Making a Village Green Application
Land Capable of Being Registered
The popular view of a typical green is a small area of open land in the middle of a village where the children run around and where the village cricket team holds its matches. However, village greens do not need to be traditional picturesque areas. A town or village green depends on the rights exercisable over the land rather than its location. Thus, any land used by people from the locality for informal recreation can become a town or village green.
However, there is recent legislation that makes certain lands unregisterable, see the next Tab ‘Exclusions to the right to apply’ for more details.
Evidence Required For Registration
The burden of proof lies with the person seeking the registration, the applicant has to properly prove that the land satisfies all four parts of the criterion for registration as a village green namely that the land has been used by:
a significant number of the inhabitants of any locality or neighbourhood;
for lawful sports and pastimes;
as of right;
for not less than twenty years.
If any one part cannot be satisfied then the application will fail.
The meaning of the words “local inhabitants” is not defined in the 1965 Act or the 1969 Regulations. The applicant is required to show the recreational use of the land is predominantly, but not exclusively, by people who live in that locality. However, although use by persons other than local inhabitants will not prevent the recognition of a right for local inhabitants, a right cannot be claimed for the public at large for the purposes of a village green.
Lawful sports and pastimes
The types of activity that would constitute “lawful sports and pastimes” include formal sports and organised events such as football, cricket, fetes and bonfires. In addition, informal modern activities such as walking the dog, strolling, birdwatching, kite flying or just sitting and idling have now been accepted as being as relevant as the more traditional ones. However, it must be an activity that could properly be called a sport or pastime (i.e. walking along a path to get from A to B would not in itself amount to a sport or pastime). The applicant will need to provide evidence of an established pattern of recreational use and the use should not be trivial or sporadic.
As of right
For use to be as of right the applicant must show that the recreational use of the land by local people has been without force, without secrecy, and without permission.
Without force: there must be unrestricted access for the entire twenty year period. If access is obtained by climbing over or breaking down fences and tolerated only in so far as the landowner could not prevent such access then the use is not as of right.
Without secrecy: the use must not be exercised in secret but carried out openly. If the use takes place only at night under cover of darkness then the use is not as of right.
Without permission: The use must be without the permission of the owner. If the owner merely does nothing to prevent the use of the land for recreational activities, even if he knows about the activities, his toleration would not be sufficient to imply he had given permission for such use.

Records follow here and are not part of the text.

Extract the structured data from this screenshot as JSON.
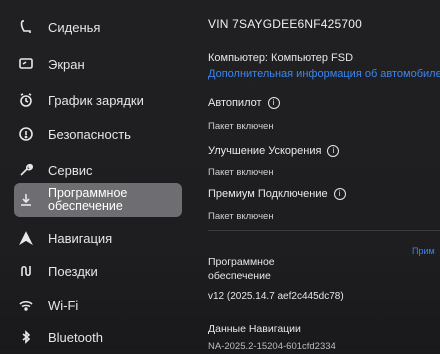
{
  "sidebar": {
    "items": [
      {
        "label": "Сиденья",
        "icon": "seat-icon"
      },
      {
        "label": "Экран",
        "icon": "display-icon"
      },
      {
        "label": "График зарядки",
        "icon": "charging-schedule-icon"
      },
      {
        "label": "Безопасность",
        "icon": "safety-icon"
      },
      {
        "label": "Сервис",
        "icon": "wrench-icon"
      },
      {
        "label": "Программное\nобеспечение",
        "icon": "download-icon",
        "active": true
      },
      {
        "label": "Навигация",
        "icon": "navigation-arrow-icon"
      },
      {
        "label": "Поездки",
        "icon": "trips-icon"
      },
      {
        "label": "Wi-Fi",
        "icon": "wifi-icon"
      },
      {
        "label": "Bluetooth",
        "icon": "bluetooth-icon"
      }
    ]
  },
  "main": {
    "vin": "VIN 7SAYGDEE6NF425700",
    "computer": "Компьютер: Компьютер FSD",
    "more_info_link": "Дополнительная информация об автомобиле",
    "features": [
      {
        "title": "Автопилот",
        "status": "Пакет включен"
      },
      {
        "title": "Улучшение Ускорения",
        "status": "Пакет включен"
      },
      {
        "title": "Премиум Подключение",
        "status": "Пакет включен"
      }
    ],
    "software_title": "Программное обеспечение",
    "software_version": "v12 (2025.14.7 aef2c445dc78)",
    "release_notes_link": "Прим",
    "nav_data_title": "Данные Навигации",
    "nav_data_version": "NA-2025.2-15204-601cfd2334"
  }
}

Not less than twenty years
The use for lawful sports and pastimes must have occurred for at least twenty years. Any evidence that the use has been interrupted, or the land has not been available for such use during the required twenty year period will destroy the claim.

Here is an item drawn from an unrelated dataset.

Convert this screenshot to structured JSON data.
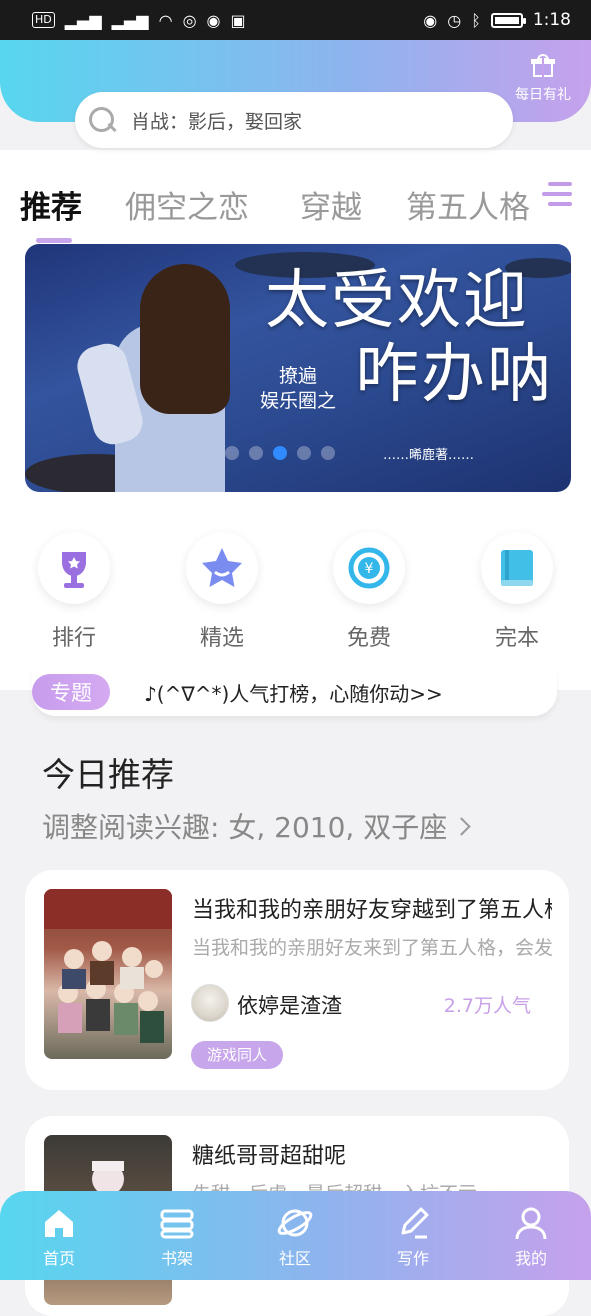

To download the Application Form, please click here (PDF, 67KB, 9 pages)
To download the Guidance Notes, please click here (PDF, 139KB, 15 pages
Although a letter from the land users is acceptable, it would be more helpful to the council if you used the evidence questionnaire as these ask for information pertinent to the evidence needed.
It is strongly recommended that you use the services of a good solicitor to ensure your application is correct, and you must make a statutory declaration, confirming the truth of the evidence given in your application, before a justice of the peace, practising solicitor, commissioner for oaths or notary public.
Registering your own land as a village green
The legislation allows for a landowner to submit their own application for their own land. They would have to prove they own the land but they do not have to prove the 4 criteria regarding access, local use, 20 year use or lawful pastimes. If there is no counter claim to the land ownership then this should be a straightforward process. But you do have to first obtain the consent of any lease or charge holder of the land, such as a tenant, or a mortgagee. You must provide evidence that any ‘relevant leaseholder’, and the proprietor of any ‘relevant charge’ over the land, consent to the application.
To download the Guidance Notes, please click here (PDF, 76KB, 10 pages)